WASHINGTON – More than 25 members of the Families of Continental Flight 3407 gathered here Tuesday to once again press lawmakers not to water down the aviation safety law passed after the crash that claimed the lives of their loved ones in 2009.
And a child led them.
Ten-year-old Summer West, daughter of the late Ernie West, led off the families' news conference with local members of Congress by reminiscing about her dad and vowing to fight to preserve the law that's the legacy of the 50 crash victims.
"I couldn't protect my daddy that night," she said regarding the Feb. 12, 2009 crash. "But I can protect other daddies now."
The families' group has made dozens of trips to Washington over the years to fight various attempts to weaken the aviation safety law, which dramatically boosted pilot training, experience and rest requirements.
They are back in Washington this week because committees on both sides of Capitol Hill are working on legislation to reauthorize the Federal Aviation Administration.
That legislation could be the vehicle that the airlines use to weaken requirements that newly hired pilots have 1,500 hours of flight experience. The airlines contend that the provision has led to a pilot shortage. But the families insisted it's the minimum required to ensure that pilots aren't as inexperienced and poorly trained as those that caused the Flight 3407 crash.
Noting that some states require 1,000 hours of experience before someone can get a license to cut hair, John Kausner of Clarence insisted that 1,500 hours of experience for pilots only makes sense.
"We want one thing: a safe standard," said Kausner, who lost his daughter Ellyce in the crash.
The families get just what they want in the initial drafts of that FAA legislation. Neither the House nor the Senate versions of the bill include any provisions that would weaken the aviation safety law.
Sens. Charles E. Schumer and Kirsten E. Gillibrand, both New York Democrats, announced that the initial draft of the Senate bill protects the aviation safety improvements. They both vowed to fight to stop any amendments that might surface to weaken the safety rules.
"To put it simply, these federal regulations save lives and should remain in place,” Schumer said.
Gillibrand agreed, adding: "I will do everything I can to prevent the rollback of the hard-fought reforms we passed in 2010."
But to make sure the bills don't get changed, Flight 3407 family members plan to attend as a House committee marks up the legislation Tuesday and as a Senate committee marks up the bill on Thursday.
The families may face a bigger fight than usual this time because the airlines aren't their only opponent.
Gen. David L. Goldfein, the top uniformed officer in the Air Force, told reporters earlier this year that the 1,500 hour requirement was prompting many Air Force pilots to leave and join commercial airlines, where they are strong job candidates in an otherwise depleted field.
That prompted Rep. Chris Collins, R-Clarence, to write to Transportation Secretary Elaine Chao to defend the 1,500 hour requirement.

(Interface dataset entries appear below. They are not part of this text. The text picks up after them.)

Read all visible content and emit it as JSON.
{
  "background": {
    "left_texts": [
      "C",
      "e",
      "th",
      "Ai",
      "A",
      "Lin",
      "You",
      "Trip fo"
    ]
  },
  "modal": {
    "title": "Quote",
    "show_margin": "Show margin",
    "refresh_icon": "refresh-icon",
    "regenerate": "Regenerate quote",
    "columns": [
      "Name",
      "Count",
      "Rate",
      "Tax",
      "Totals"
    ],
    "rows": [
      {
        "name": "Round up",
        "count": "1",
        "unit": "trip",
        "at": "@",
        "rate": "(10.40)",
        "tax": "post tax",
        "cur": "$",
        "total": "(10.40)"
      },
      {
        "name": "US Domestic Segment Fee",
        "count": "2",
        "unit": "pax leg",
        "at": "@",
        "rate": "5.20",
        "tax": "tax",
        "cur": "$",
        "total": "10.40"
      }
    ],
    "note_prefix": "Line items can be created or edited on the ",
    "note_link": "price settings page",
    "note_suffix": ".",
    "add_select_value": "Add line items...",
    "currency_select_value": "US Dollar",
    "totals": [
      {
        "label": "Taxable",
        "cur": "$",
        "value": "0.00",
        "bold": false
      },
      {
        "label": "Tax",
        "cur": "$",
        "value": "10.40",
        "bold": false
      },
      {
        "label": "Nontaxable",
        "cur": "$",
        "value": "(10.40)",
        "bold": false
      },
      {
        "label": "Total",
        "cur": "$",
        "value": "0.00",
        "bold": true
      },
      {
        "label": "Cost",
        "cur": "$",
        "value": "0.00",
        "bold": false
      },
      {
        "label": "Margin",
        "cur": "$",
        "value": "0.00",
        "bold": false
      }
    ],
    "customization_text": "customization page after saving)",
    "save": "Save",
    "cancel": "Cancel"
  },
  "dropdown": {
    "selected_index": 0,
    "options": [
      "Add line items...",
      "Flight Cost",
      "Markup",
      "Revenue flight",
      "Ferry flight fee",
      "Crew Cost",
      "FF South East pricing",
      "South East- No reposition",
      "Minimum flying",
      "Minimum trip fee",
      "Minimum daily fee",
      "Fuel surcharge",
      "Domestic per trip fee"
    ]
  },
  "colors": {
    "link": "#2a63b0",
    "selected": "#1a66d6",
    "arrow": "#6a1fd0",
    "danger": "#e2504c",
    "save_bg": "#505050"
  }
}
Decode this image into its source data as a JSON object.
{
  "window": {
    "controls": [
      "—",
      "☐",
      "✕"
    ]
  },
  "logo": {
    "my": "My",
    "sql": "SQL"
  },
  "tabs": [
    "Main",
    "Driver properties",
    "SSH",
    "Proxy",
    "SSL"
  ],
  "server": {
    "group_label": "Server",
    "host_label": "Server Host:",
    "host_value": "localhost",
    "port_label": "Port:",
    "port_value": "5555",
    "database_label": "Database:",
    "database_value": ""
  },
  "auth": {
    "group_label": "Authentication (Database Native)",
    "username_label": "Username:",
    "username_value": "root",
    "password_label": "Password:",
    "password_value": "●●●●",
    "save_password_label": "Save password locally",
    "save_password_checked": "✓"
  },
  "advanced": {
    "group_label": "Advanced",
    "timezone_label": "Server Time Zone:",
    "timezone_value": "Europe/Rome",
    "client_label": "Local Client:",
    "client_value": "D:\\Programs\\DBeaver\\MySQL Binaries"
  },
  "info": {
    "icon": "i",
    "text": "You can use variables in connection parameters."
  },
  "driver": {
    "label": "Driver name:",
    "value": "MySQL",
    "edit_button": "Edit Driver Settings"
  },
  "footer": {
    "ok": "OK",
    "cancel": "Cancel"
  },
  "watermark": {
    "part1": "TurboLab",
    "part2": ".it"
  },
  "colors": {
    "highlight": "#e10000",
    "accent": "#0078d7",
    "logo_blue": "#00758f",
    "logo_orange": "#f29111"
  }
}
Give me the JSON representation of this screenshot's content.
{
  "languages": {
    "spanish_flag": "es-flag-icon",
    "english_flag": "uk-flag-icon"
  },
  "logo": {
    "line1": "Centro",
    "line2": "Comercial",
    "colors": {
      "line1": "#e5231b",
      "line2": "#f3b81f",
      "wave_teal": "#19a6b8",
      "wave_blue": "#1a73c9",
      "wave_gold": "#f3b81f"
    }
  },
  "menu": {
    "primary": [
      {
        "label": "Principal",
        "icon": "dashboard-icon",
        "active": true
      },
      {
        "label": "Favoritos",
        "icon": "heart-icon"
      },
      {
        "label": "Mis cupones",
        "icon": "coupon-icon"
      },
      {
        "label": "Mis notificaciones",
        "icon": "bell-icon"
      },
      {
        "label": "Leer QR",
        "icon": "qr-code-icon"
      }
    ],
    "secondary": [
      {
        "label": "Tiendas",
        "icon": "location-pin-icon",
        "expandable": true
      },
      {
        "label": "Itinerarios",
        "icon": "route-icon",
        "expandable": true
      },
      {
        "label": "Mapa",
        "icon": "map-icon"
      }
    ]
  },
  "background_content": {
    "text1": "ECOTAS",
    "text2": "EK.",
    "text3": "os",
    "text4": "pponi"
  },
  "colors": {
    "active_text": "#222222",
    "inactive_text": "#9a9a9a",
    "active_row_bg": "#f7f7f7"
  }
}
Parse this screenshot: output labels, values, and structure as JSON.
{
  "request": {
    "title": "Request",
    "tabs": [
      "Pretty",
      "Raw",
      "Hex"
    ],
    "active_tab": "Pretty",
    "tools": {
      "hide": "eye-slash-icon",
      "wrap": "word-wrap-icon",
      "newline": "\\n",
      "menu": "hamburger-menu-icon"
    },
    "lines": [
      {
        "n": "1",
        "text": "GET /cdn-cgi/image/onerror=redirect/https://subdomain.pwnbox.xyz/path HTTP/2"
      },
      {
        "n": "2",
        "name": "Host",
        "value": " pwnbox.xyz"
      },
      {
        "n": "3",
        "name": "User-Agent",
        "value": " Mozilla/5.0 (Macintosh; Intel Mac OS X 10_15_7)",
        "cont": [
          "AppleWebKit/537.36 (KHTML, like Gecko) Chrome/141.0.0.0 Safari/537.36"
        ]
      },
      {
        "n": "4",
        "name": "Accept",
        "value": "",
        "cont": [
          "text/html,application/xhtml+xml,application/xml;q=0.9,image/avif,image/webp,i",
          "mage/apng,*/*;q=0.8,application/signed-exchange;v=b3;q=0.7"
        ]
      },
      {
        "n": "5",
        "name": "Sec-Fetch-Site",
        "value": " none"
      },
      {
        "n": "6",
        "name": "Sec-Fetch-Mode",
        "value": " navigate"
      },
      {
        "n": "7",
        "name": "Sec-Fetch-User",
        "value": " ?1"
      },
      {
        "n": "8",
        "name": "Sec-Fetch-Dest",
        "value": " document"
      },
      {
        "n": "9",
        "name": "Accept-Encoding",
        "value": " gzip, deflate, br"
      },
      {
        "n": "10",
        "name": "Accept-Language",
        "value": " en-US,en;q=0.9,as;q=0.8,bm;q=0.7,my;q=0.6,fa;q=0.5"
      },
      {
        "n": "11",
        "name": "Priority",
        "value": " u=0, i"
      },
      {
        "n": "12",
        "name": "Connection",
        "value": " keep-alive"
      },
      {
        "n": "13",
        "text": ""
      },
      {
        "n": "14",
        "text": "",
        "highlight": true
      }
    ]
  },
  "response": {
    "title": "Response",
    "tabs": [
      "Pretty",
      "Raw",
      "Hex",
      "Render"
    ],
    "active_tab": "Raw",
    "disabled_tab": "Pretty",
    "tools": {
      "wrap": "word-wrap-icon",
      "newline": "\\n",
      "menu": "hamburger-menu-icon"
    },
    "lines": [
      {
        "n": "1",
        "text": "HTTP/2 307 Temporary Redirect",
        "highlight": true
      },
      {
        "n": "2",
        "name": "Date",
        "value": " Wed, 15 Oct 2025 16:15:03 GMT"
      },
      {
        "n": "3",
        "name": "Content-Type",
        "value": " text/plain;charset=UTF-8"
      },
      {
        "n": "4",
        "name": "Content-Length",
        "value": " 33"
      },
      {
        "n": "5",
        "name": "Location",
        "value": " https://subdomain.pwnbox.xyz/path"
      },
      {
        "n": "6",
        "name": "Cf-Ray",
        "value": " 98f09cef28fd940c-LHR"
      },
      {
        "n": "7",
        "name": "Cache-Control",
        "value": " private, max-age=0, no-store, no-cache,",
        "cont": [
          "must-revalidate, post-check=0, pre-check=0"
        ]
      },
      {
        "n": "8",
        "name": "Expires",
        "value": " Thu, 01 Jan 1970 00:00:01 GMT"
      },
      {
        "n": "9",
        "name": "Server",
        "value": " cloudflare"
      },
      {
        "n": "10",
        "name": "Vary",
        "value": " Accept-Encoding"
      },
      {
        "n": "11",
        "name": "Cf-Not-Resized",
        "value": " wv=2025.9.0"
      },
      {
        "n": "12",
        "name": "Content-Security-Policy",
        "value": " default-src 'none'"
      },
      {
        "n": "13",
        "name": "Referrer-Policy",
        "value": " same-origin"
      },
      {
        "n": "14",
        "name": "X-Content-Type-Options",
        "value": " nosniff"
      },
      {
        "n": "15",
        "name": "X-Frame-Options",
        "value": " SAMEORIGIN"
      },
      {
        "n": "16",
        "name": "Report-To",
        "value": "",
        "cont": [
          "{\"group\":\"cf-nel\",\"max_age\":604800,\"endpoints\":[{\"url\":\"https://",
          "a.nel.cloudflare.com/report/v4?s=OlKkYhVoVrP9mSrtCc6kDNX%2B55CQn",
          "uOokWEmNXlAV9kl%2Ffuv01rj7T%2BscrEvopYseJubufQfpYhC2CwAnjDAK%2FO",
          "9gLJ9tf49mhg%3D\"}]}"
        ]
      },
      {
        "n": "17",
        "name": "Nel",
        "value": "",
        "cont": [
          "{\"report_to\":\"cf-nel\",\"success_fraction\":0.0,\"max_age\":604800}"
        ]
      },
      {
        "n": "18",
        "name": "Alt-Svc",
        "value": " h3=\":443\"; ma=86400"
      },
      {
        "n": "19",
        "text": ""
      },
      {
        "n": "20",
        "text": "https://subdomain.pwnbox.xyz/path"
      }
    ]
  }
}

"These safety regulations ... have made passenger air travel in the U.S. passenger airspace the safest transportation system in the world," Collins wrote.
Some 69 House members signed onto Collins' letter, including Reps. Brian Higgins, D-Buffalo; Tom Reed, R-Corning; and Louise M. Slaughter, D-Fairport.
All four Western New York lawmakers attended the morning news conference where the families once again vowed to fight to preserve the safety rules – which they said, are responsible for the fact that there has not been one fatality on U.S. domestic airlines since the crash.
Jeffrey Skiles, copilot of the legendary USAirways flight that crash-landed successfully in the Hudson River in 2009, also attended the families' press conference, as did Capt. Tim Canoll, president of the Air Line Pilots Association.
"The families' tenacity is why the United States has, and continues to have, an unparalleled record in aviation safety," Canoll said.